As mentioned above, the
README file has to account for these two phases and should be structured in two sections: “Getting Started” and “Detailed Instructions”
The “Getting Started” section has to describe:
- the artifact’s requirements;
- the steps to check the basic functionality of the artifact.
For the requirements, please consider that the AE reviewers could use a different operating system and, likely, a different environment than yours. If you decide to, for example, submit only the source code of a tool, ensure that all the requirements are documented and widely available. If the artifact is packaged as a virtual machine or a container, the section should contain detailed instructions on how to run the image or container.
To help reviewers validate your artifact’s basic functionality, describe which basic commands of your artifact to execute, how much time these commands will likely take, and what output to expect. Overall, please ensure that the overall time to evaluate the Getting Started section does not exceed 30 minutes.
The “Detailed Instructions” section should present how to use the artifact to back up every claim and experiment described in the paper.
Meeting the above requirements is necessary to achieve the “Artifacts Evaluated – Functional” badge.
For the “Artifacts Evaluated - Reusable” badge, all requirements for the “Artifacts Evaluated - Functional” need to be met as a prerequisite. When submitting an artifact, authors must argue if and why their artifact should also receive an “Artifacts Evaluated – Reusable” badge.
Typically, a reusable artifact is expected to have one or multiple of the following characteristics:
- The artifact is highly automated and easy to use.

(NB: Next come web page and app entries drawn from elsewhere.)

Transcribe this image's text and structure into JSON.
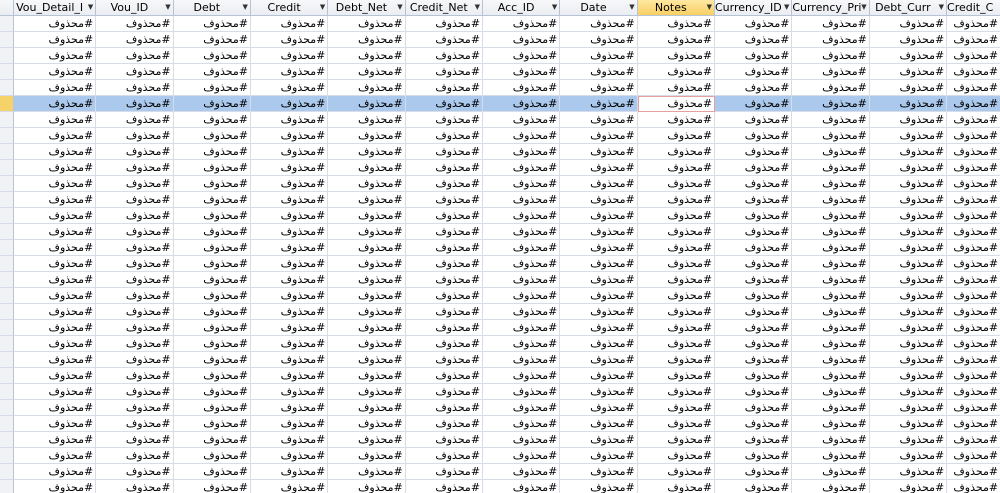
{
  "columns": [
    "Vou_Detail_I",
    "Vou_ID",
    "Debt",
    "Credit",
    "Debt_Net",
    "Credit_Net",
    "Acc_ID",
    "Date",
    "Notes",
    "Currency_ID",
    "Currency_Pri",
    "Debt_Curr",
    "Credit_C"
  ],
  "header_arrow": "▼",
  "active_column": "Notes",
  "cell_value": "#محذوف",
  "row_count": 31,
  "selected_row": 5,
  "colors": {
    "header_bg": "#eceff4",
    "active_header_bg": "#f8cf64",
    "selected_row_bg": "#abc9ec",
    "row_selector_current": "#f6d26a",
    "focused_cell_border": "#e6a0a0"
  }
}
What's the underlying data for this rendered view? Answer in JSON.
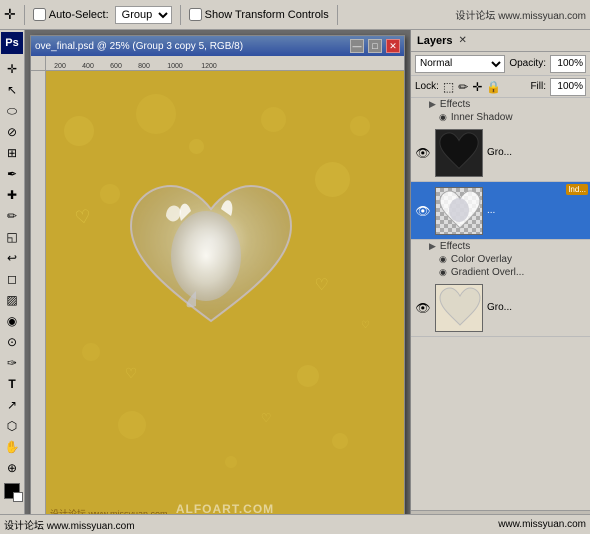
{
  "toolbar": {
    "move_tool": "✛",
    "auto_select_label": "Auto-Select:",
    "group_label": "Group",
    "show_transform_label": "Show Transform Controls",
    "site_top": "设计论坛 www.missyuan.com"
  },
  "canvas_window": {
    "title": "ove_final.psd @ 25% (Group 3 copy 5, RGB/8)",
    "min_btn": "—",
    "max_btn": "□",
    "close_btn": "✕"
  },
  "ruler": {
    "marks": [
      "200",
      "400",
      "600",
      "800",
      "1000",
      "1200"
    ]
  },
  "layers_panel": {
    "tab_label": "Layers",
    "tab_close": "✕",
    "blend_mode": "Normal",
    "opacity_label": "Opacity:",
    "opacity_value": "100%",
    "lock_label": "Lock:",
    "fill_label": "Fill:",
    "fill_value": "100%",
    "layers": [
      {
        "id": "effects-group-label",
        "type": "effect-label",
        "indent": 1,
        "text": "Effects"
      },
      {
        "id": "inner-shadow-label",
        "type": "effect-label",
        "indent": 2,
        "text": "Inner Shadow"
      },
      {
        "id": "dark-heart-layer",
        "type": "layer",
        "visible": true,
        "name": "Gro...",
        "selected": false,
        "has_effects": false,
        "thumb_type": "dark-heart"
      },
      {
        "id": "selected-layer",
        "type": "layer",
        "visible": true,
        "name": "...",
        "selected": true,
        "has_effects": true,
        "fx_label": "Ind...",
        "thumb_type": "checker-heart"
      },
      {
        "id": "effects-label-2",
        "type": "effect-label",
        "indent": 1,
        "text": "Effects"
      },
      {
        "id": "color-overlay-label",
        "type": "effect-label",
        "indent": 2,
        "text": "Color Overlay"
      },
      {
        "id": "gradient-overlay-label",
        "type": "effect-label",
        "indent": 2,
        "text": "Gradient Overl..."
      },
      {
        "id": "light-heart-layer",
        "type": "layer",
        "visible": true,
        "name": "Gro...",
        "selected": false,
        "has_effects": false,
        "thumb_type": "light-heart"
      }
    ],
    "bottom_buttons": [
      "link",
      "fx",
      "mask",
      "folder",
      "new",
      "trash"
    ]
  },
  "status_bar": {
    "left_text": "设计论坛 www.missyuan.com",
    "right_text": "www.missyuan.com"
  },
  "tools": [
    "✛",
    "↖",
    "▭",
    "✂",
    "⊘",
    "∞",
    "✏",
    "◈",
    "▨",
    "✒",
    "✑",
    "T",
    "↗",
    "◻",
    "⬡",
    "⊕",
    "◉",
    "▼"
  ]
}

- The artifact is comprehensively documented. The documentation describes plausible scenarios on how it could be extended. Providing an example extension is a plus.
- The artifact contains all means necessary such that others can extend it. For example, a tool artifact includes its source code, all not commonly available requirements, and a working description of compiling it. Container or virtual machines with all requirements are preferred.
READMEshould contain or point to other documentation that is part of the artifact and describes use case scenarios or details beyond the scope of the paper. Such documentation is not limited to text; for example, a video tutorial could demonstrate how the artifact could be used and evaluated more generally. In general, the wide variety of artifacts makes it difficult to come up with an exact list of expectations to obtain the “Artifacts Evaluated – Reusable” badge.
The above points should be seen as a guideline for authors and reviewers regarding what to provide and expect. In case of any doubt, feel free to contact the AE Chairs.
Artifacts that go above and beyond the expectations of the Artifact Evaluation Committee will receive a Distinguished Artifact Award.
- Is the reviewing process double-blind? No, the reviewing process is single-blind. The reviewers will know the authors’ identities, whereas the reviewers’ identities are kept hidden from the authors. Authors can thus submit artifacts that reveal the authors’ identities.
- How can we submit an artifact that contains private components (e.g., a commercial benchmark suite)? An option would be to upload only the public part of the artifact to Zenodo and share a link to the private component that is visible only to the reviewers by specifying the link separately (e.g., using the Bidding Instructions and Special Hardware Requirements HotCRP field). If this is not possible, another option would be to provide reviewers access to a machine that allows them to also interact with the artifact’s private component. Both options must adhere to the single-blind reviewing process (i.e., they must not reveal the reviewers’ identities). Whether an “Availability” flag will be awarded for partially available artifacts will be determined based on the AEC’s evaluation.
If you have any questions or comments, please reach out to the AE Chairs